53. Allen-Vercoe E, Waddell B, Livingstone S, Deans J, DeVinney R. Enteropathogenic Escherichia coli Tir translocation and pedestal formation requires membrane cholesterol in the absence of bundle-forming pili. Cell Microbiol. 2006;8:613–624. [PubMed]
54. Hayward RD, Hume PJ, Humphreys D, Phillips N, Smith K, et al. Clustering transfers the translocated E.coli receptor into lipid rafts to stimulate reversible activation of c-Fyn. Cell Microbiol 2008 [PubMed]
55. Sason H, Milgrom M, Weiss AM, Melamed-Book N, Balla T, et al. Enteropathogenic Escherichia coli subverts phosphatidylinositol 4,5-bisphosphate and phosphatidylinositol 3,4,5-trisphosphate upon epithelial cell infection. Mol Biol Cell. 2009;20:544–555. [PMC free article] [PubMed]
56. Garmendia J, Ren Z, Tennant S, Midolli Viera MA, Chong Y, et al. Distribution of tccP in clinical enterohemorrhagic and enteropathogenic Escherichia coli isolates. J Clin Microbiol. 2005;43:5715–5720. [PMC free article] [PubMed]
57. Murphy KC, Campellone KG. Lambda Red-mediated recombinogenic engineering of enterohemorrhagic and enteropathogenic E. coli. BMC Mol Biol. 2003;4:11. [PMC free article] [PubMed]

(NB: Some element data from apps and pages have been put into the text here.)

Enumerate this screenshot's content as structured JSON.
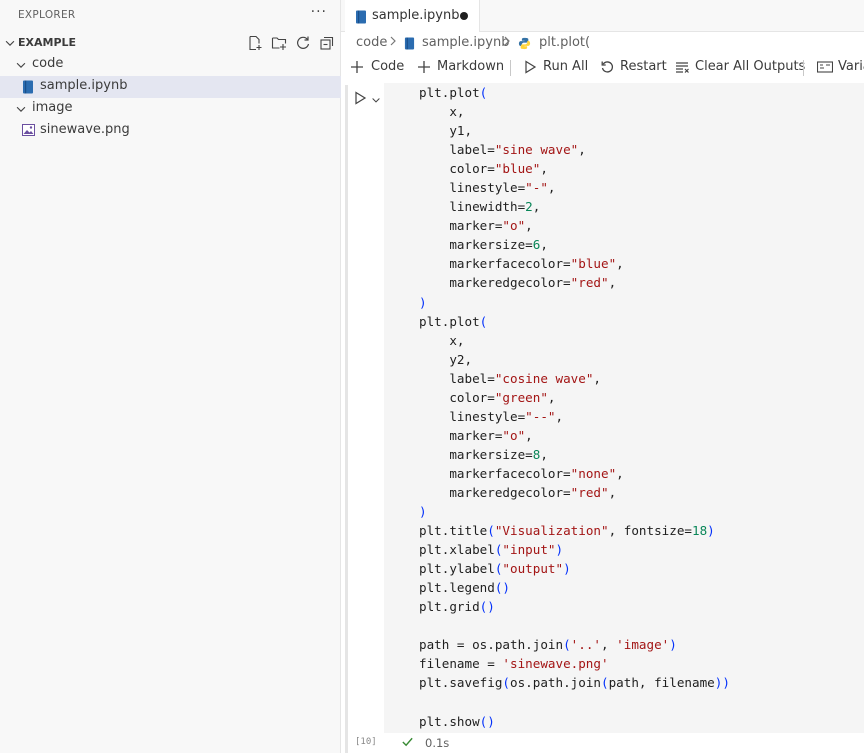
{
  "explorer": {
    "title": "EXPLORER",
    "more": "···",
    "section": "EXAMPLE",
    "tree": [
      {
        "label": "code",
        "type": "folder"
      },
      {
        "label": "sample.ipynb",
        "type": "notebook"
      },
      {
        "label": "image",
        "type": "folder"
      },
      {
        "label": "sinewave.png",
        "type": "image"
      }
    ]
  },
  "tab": {
    "label": "sample.ipynb",
    "modified": true
  },
  "breadcrumb": [
    "code",
    "sample.ipynb",
    "plt.plot("
  ],
  "toolbar": {
    "code": "Code",
    "markdown": "Markdown",
    "run_all": "Run All",
    "restart": "Restart",
    "clear_all": "Clear All Outputs",
    "variables": "Variables"
  },
  "cell": {
    "exec_count": "[10]",
    "duration": "0.1s",
    "lines": [
      "plt.plot(",
      "    x,",
      "    y1,",
      "    label=\"sine wave\",",
      "    color=\"blue\",",
      "    linestyle=\"-\",",
      "    linewidth=2,",
      "    marker=\"o\",",
      "    markersize=6,",
      "    markerfacecolor=\"blue\",",
      "    markeredgecolor=\"red\",",
      ")",
      "plt.plot(",
      "    x,",
      "    y2,",
      "    label=\"cosine wave\",",
      "    color=\"green\",",
      "    linestyle=\"--\",",
      "    marker=\"o\",",
      "    markersize=8,",
      "    markerfacecolor=\"none\",",
      "    markeredgecolor=\"red\",",
      ")",
      "plt.title(\"Visualization\", fontsize=18)",
      "plt.xlabel(\"input\")",
      "plt.ylabel(\"output\")",
      "plt.legend()",
      "plt.grid()",
      "",
      "path = os.path.join('..', 'image')",
      "filename = 'sinewave.png'",
      "plt.savefig(os.path.join(path, filename))",
      "",
      "plt.show()"
    ]
  },
  "colors": {
    "accent": "#005fb8",
    "selection": "#e4e6f1",
    "string": "#a31515",
    "number": "#098658",
    "bracket": "#0431fa",
    "success": "#388a34"
  }
}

58. Marketon MM, DePaolo RW, DeBord KL, Jabri B, Schneewind O. Plague bacteria target immune cells during infection. Science. 2005;309:1739–1741. [PMC free article] [PubMed]
59. Campellone KG, Leong JM. Nck-independent actin assembly is mediated by two phosphorylated tyrosines within enteropathogenic Escherichia coli Tir. Mol Microbiol. 2005;56:416–432. [PubMed]
60. Campellone KG, Webb NJ, Znameroski EA, Welch MD. WHAMM is an Arp2/3 complex activator that binds microtubules and functions in ER to Golgi transport. Cell. 2008;134:148–161. [PMC free article] [PubMed]

Articles from PLoS Pathogens are provided here courtesy of Public Library of Science